1,800 Days: The History of Early Childhood in the U.S.
Episode 4: Post-Head Start
Welcome to episode four of Erikson’s new podcast created by Erikson, produced by PRX, and distributed by PRX. Natalie Moore, a renowned author of The South Side and a reporter for WBEZ-Chicago Public Radio, is taking us through the history of early childhood care and education, the launch of Head Start, the Preschool for All initiative, and our nation’s current patchwork system of programs, policies, and shortcomings highlighted by the pandemic.
Episode four begins with Barbara Taylor Bowman, one of the co-founders of Erikson Institute, and takes us through the work of its namesake, Eric Erikson. Erikson was a psychologist who immigrated to Austria and became friends with Maria Piers, another Erikson co-founder, as well as Jean Piaget, and Anna Freud. Erikson immigrated to the United States just before World War II and established himself as an analyst. He began to work at Harvard and later was best known for his book, “Childhood and Society.”
Bowman says that it was rare to look this deeply into the mentality of children at the time. Erikson’s book looked at not just the surface behavior of children but also the unconscious motivations for their behavior and how adults could support them helpfully resolve conflicts and produce growth.

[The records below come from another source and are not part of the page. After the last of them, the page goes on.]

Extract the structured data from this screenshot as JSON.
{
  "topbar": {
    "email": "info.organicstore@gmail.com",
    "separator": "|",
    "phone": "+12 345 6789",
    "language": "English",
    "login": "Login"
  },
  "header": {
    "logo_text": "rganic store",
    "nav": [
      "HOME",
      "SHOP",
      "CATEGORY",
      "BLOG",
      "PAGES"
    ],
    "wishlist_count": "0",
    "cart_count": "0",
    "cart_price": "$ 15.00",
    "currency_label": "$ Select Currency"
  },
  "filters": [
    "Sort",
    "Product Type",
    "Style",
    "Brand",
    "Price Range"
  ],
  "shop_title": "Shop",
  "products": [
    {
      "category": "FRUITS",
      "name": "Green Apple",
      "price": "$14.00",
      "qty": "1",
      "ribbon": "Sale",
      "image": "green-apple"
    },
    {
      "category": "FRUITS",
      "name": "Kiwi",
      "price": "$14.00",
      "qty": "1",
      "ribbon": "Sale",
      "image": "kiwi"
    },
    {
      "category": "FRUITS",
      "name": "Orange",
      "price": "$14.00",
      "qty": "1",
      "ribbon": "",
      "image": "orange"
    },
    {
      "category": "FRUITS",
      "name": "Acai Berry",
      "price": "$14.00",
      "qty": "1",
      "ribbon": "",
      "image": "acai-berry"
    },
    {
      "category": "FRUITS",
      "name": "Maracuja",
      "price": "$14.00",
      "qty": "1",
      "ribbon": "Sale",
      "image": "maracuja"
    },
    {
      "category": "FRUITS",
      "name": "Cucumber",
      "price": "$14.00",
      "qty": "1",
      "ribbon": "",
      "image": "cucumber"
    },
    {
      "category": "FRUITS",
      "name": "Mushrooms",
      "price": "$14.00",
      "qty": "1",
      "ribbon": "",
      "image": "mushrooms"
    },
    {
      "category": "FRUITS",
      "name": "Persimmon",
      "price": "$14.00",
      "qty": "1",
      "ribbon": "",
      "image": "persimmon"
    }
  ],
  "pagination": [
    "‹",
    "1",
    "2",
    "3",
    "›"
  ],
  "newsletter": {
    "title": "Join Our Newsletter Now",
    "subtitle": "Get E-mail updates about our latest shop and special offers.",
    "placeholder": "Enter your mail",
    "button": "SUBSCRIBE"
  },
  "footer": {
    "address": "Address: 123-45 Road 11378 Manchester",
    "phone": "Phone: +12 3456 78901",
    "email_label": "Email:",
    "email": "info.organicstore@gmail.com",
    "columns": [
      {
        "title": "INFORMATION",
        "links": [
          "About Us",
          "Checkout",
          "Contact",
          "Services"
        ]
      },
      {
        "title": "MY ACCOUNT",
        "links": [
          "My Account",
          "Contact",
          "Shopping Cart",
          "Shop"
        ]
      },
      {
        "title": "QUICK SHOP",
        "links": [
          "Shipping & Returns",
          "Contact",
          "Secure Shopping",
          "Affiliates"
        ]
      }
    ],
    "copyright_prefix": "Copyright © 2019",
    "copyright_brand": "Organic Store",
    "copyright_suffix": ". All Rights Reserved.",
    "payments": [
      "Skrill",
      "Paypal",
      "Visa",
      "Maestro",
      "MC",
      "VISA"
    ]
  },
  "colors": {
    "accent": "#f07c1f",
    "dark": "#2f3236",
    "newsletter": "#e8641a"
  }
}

Bowman says it was a new idea to look at children and how their earliest experiences are critical to their future development. Erikson did much of his work in the aftermath of World War II, and at the time, there was a large sample of children who had lost a parent or endured violence and other forms of trauma.
After the launch of Head Start, when improving the lives of children in the U.S. became a priority, Erikson’s ideas provided a framework for designing early childhood programs. Erikson Institute and other schools trained teachers on methods of “redeeming” children’s negative early experiences. And preschool would be vital in changing these children’s lives.
Bowman reflects on the first major report that was published in 1969 from Westinghouse that evaluated Head Start, and the news was not good. In the early ’70s, there was a notion that Head Start was not making a difference. At the time, Head Start was a part-time summer program. Soon other data was published that immediately contradicted the Westinghouse report by showing that full-time programs had enormous effects.
Next, Moore meets with Heather Duncan, Dean of Early Childhood Teaching and Learning at the University of Chicago Lab School, and an Erikson alum.
Duncan describes her years of teaching and experience as a preschool teacher in the ’90s. She says the term Social Emotional Learning (SEL) emerged and was described as “this kind of non-academic education.” Duncan says it was about nurturing a sense of being a community member, but as early childhood became more content-focused, the SEL piece started to get lost.
We continue to learn more about Duncan and her experience and how she integrated her authentic self into her work, making a difference for students.
Kindergarten readiness is currently a “hot topic,” especially in Moore’s household, as her daughter Skye gives her firsthand experience as a kindergartener.
Finally, Moore meets with Dr. Mariana Souto-Manning, President of Erikson Institute, as she offers a research-based look at school readiness.
Souto-Manning says that readiness is assessed in various ways from state to state using baseline tests. States have spent quite a bit of money implementing these assessments to document the number of words children know, letter sounds, reading levels, and numeracy. When children do not score well on assessments related to readiness, they are intervention, and they experience compensatory models of education, as opposed to play-based models of early education.
Souto-Manning wants us to think about readiness and asks how we can ready our schools to build on the brilliance and strength of our children and focus on the whole system that will do right for the majority of children today. If we uphold children’s rights and think of children as human beings, we can give them what they need to reach their full potential.
In our next episode, we’ll look at how the early childhood field has begun to address the needs of bilingual learners.